Italy’s far-right interior minister, Matteo Salvini, has reluctantly authorised 27 migrant children rescued at sea to disembark from a charity vessel anchored in limbo off Lampedusa island for days.
In a letter on Saturday, Salvini told the prime minister, Giuseppe Conte, he could authorise the “alleged” minors to leave the Open Arms ship, despite it being “divergent to my orientation.”
However, the remaining 105 adults and two accompanied children must stay on board in what the charity Proactiva Open Arms said were “untenable” conditions.
“The go-ahead for the disembarkation of these people is the exclusive responsibility of the prime minister,” Salvini wrote in reply to a humanitarian request from Conte. The interior minister has the final say on border issues.
The charity said it would need time to break the news to the migrants that most of them must remain on board. Some were rescued more than two weeks ago.
“They will be evacuated by the coastguard of Lampedusa,” it tweeted.
There have been many standoffs between a charity vessels rescuing migrants making the perilous journey across the Mediterranean and Salvini, but this one is set against the background of a political crisis in Rome that is threatening to upend the government.

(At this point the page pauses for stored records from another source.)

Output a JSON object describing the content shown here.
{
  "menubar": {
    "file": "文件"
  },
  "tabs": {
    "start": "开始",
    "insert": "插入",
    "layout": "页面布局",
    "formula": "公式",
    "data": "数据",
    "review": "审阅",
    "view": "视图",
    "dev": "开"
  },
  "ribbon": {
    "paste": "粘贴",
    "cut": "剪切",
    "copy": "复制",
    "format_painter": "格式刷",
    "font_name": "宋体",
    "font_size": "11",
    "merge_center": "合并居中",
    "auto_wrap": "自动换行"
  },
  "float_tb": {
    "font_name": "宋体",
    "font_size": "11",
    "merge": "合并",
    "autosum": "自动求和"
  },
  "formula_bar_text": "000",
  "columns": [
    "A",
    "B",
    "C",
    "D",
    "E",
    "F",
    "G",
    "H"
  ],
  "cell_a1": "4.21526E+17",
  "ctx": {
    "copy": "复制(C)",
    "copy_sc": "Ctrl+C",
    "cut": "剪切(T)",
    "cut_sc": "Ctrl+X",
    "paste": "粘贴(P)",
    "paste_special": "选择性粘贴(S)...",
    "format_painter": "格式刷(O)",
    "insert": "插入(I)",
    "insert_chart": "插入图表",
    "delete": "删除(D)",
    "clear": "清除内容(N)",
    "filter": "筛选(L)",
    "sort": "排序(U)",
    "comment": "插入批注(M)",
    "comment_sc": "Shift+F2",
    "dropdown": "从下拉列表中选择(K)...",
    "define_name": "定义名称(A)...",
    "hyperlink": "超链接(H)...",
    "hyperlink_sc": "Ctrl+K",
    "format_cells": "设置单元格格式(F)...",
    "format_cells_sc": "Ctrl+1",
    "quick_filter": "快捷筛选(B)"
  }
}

Salvini, who is also deputy prime minister, has gained popularity through his hardline policies against migrants and asylum seekers. He agreed last year with coalition partner the Five Star Movement’s (M5S) Luigi Di Maio for Conte to be prime minister.
But the men’s relationship has unravelled since Salvini, leader of the anti-migrant League, last week pulled his party out of the ruling coalition in the hope of toppling the 14-month-old government.
The migrant standoff has taken centre stage in the political crisis, pending a potential Senate no-confidence vote in Conte on Tuesday.
The ship has been anchored within swimming distance of southern island Lampedusa with 134 migrants on board since Thursday.
A Sicily prosecutor on Saturday sent judicial police to coastguard headquarters in Rome as part of a probe into alleged kidnapping and abuse of office because the Open Arms has not been allowed to dock.
Police took records of communications between the interior ministry and rescue services in order to verify the chain of command for who is preventing the ship from docking, the left-leaning Repubblica daily said.